Trasylol is a drug that is intended to prevent blood loss. It is often administered to patients undergoing cardiopulmonary bypass surgery. On February 8, 2006 the FDA issued a Public Health Advisory for Trasylol (aprotinin injection) after two observational studies reported a possible association with the administration of the drug, kidney failure and ischemic events (heart attack and stroke).
A study published by the New England Journal of Medicine concluded that Trasylol was associated with more adverse outcomes, and suggested that patients that received higher doses of Trasylol were at greater risk for adverse events than those that had received lower doses. Patients were not assigned at random, and so investigators used statistical procedures to adjust for known differences in the treatment groups.
A similar study, published by Transfusion (online edition) suggested a possible association with the drug and kidney failure.
The FDA is currently evaluating these and other “studies in literature and reports submitted to the FDA through the MedWatch program, to determine if labeling changes or other actions are warranted.”

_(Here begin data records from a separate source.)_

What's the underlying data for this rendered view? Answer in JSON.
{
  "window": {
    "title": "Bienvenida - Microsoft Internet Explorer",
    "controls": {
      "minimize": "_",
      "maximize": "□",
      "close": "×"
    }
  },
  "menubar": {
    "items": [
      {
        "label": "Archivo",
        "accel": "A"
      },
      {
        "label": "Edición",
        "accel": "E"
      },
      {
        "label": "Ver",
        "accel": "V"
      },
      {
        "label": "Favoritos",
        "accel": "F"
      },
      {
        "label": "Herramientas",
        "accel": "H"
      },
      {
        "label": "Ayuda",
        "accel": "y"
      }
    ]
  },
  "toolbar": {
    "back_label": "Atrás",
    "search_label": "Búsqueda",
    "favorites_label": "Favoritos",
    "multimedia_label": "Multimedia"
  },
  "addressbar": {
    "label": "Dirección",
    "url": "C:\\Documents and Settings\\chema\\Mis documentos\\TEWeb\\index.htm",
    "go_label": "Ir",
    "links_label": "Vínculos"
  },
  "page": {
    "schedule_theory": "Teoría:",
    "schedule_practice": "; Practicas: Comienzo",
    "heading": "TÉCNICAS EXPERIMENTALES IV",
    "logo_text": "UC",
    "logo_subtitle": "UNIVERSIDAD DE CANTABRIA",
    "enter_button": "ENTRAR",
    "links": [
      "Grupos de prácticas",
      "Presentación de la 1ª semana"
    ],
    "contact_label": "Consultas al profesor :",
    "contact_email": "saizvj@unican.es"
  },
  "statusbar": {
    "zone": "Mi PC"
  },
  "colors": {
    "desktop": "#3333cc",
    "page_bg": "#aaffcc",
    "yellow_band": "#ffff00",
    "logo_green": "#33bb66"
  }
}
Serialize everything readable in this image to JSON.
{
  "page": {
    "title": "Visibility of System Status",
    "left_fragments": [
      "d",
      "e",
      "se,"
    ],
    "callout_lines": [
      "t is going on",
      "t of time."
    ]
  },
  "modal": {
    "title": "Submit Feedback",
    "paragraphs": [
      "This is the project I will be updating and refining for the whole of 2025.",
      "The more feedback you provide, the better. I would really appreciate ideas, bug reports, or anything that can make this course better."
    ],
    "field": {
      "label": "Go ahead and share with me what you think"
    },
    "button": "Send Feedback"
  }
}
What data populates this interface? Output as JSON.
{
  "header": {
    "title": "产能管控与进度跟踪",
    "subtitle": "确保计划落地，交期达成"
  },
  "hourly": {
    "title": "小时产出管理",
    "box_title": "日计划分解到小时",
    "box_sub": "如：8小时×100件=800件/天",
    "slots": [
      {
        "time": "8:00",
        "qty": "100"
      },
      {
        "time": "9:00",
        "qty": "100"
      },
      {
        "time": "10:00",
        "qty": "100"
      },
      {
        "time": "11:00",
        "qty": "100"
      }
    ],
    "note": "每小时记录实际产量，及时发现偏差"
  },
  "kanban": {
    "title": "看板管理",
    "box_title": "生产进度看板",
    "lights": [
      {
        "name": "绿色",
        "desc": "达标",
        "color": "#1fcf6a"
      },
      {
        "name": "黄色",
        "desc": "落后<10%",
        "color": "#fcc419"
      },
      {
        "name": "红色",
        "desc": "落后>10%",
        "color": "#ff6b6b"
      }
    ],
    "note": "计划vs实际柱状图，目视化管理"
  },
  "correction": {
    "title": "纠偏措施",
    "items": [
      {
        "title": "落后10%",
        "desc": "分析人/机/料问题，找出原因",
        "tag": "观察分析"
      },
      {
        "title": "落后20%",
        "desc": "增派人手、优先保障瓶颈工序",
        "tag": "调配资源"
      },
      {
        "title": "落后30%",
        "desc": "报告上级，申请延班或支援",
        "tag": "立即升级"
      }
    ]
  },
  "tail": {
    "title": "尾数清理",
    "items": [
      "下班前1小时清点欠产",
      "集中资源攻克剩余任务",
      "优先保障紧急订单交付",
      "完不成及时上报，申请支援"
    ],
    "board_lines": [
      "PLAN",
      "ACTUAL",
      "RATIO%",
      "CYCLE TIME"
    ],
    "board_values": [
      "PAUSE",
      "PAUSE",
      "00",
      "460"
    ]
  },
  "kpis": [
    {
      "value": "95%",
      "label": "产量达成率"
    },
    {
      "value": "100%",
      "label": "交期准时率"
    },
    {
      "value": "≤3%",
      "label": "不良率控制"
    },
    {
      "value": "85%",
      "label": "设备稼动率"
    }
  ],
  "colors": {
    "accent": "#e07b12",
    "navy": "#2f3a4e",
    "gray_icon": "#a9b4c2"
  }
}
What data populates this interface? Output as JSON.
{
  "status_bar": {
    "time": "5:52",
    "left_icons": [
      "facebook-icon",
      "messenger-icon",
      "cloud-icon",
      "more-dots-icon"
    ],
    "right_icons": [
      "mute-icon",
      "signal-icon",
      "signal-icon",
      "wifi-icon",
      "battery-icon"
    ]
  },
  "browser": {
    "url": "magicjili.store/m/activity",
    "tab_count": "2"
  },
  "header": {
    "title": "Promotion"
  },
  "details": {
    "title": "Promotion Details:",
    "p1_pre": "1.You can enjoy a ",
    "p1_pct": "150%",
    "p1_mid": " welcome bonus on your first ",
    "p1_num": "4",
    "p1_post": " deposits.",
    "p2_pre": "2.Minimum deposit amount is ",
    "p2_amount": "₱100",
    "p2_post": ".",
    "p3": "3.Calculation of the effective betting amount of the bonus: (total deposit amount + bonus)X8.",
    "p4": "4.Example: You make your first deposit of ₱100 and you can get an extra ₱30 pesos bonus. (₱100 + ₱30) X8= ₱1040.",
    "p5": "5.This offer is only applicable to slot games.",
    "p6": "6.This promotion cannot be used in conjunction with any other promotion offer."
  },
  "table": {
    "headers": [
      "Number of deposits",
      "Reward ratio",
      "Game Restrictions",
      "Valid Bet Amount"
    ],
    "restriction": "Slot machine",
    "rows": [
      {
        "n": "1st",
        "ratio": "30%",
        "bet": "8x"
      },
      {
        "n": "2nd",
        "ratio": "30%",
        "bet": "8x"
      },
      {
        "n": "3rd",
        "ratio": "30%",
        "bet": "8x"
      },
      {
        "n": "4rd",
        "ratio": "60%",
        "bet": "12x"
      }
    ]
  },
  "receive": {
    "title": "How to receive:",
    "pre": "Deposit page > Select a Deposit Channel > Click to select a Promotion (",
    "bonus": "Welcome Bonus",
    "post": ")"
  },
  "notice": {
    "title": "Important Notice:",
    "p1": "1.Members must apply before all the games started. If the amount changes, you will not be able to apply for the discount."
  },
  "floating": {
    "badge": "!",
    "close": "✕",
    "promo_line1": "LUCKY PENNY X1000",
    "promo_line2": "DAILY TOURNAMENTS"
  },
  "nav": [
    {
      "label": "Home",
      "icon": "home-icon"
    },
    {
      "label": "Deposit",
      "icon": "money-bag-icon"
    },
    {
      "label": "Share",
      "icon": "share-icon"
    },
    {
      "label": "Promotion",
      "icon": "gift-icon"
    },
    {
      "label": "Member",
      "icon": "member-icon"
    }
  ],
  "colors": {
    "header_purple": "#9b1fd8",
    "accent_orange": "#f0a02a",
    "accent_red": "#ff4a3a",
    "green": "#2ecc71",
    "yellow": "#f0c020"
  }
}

Please contact Sheller, Ludwig & Badey at 800-883-2299 if you or one of your relatives was given Trasylol or an Aprotinin Injection and suffered a heart attack, stroke or kidney failure.